Data for the task:
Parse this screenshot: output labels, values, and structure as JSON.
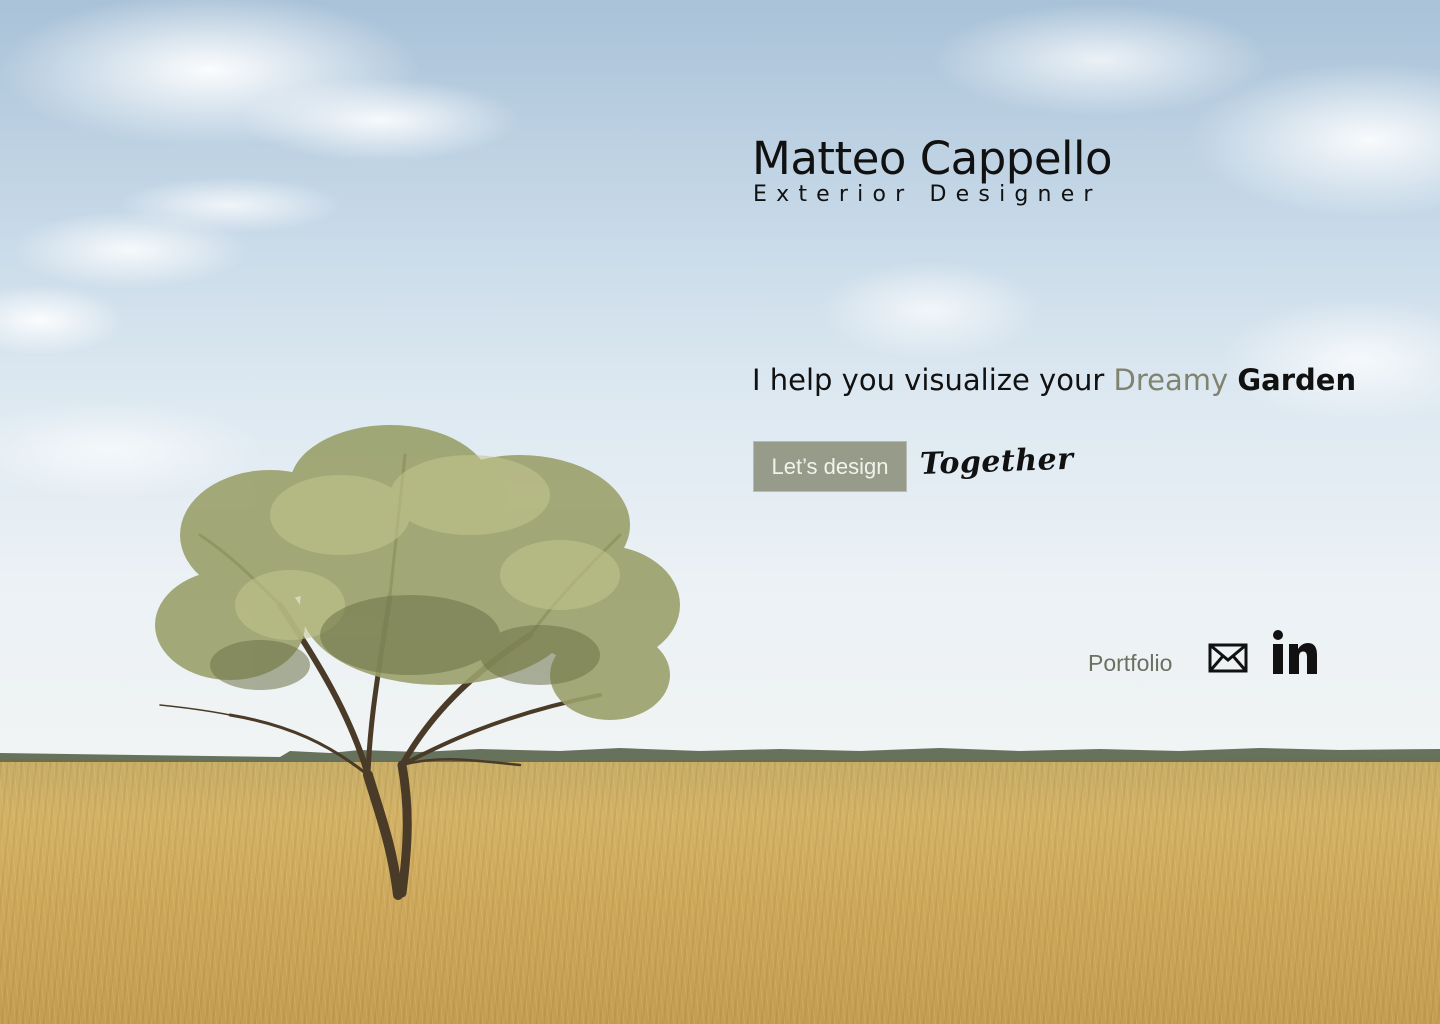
{
  "header": {
    "name": "Matteo Cappello",
    "role": "Exterior Designer"
  },
  "tagline": {
    "lead": "I help you visualize your ",
    "accent": "Dreamy",
    "strong": "Garden"
  },
  "cta": {
    "button_label": "Let’s design",
    "script_word": "Together"
  },
  "links": {
    "portfolio_label": "Portfolio",
    "mail_icon": "mail-icon",
    "linkedin_icon": "linkedin-icon"
  },
  "colors": {
    "accent": "#7f836f",
    "button_bg": "#979b89",
    "text": "#111111"
  }
}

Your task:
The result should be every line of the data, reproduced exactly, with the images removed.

Solution for this exercise:
Parse this screenshot: output labels, values, and structure as JSON.
{
  "header": {
    "name": "Matteo Cappello",
    "role": "Exterior Designer"
  },
  "tagline": {
    "lead": "I help you visualize your ",
    "accent": "Dreamy",
    "strong": "Garden"
  },
  "cta": {
    "button_label": "Let’s design",
    "script_word": "Together"
  },
  "links": {
    "portfolio_label": "Portfolio",
    "mail_icon": "mail-icon",
    "linkedin_icon": "linkedin-icon"
  },
  "colors": {
    "accent": "#7f836f",
    "button_bg": "#979b89",
    "text": "#111111"
  }
}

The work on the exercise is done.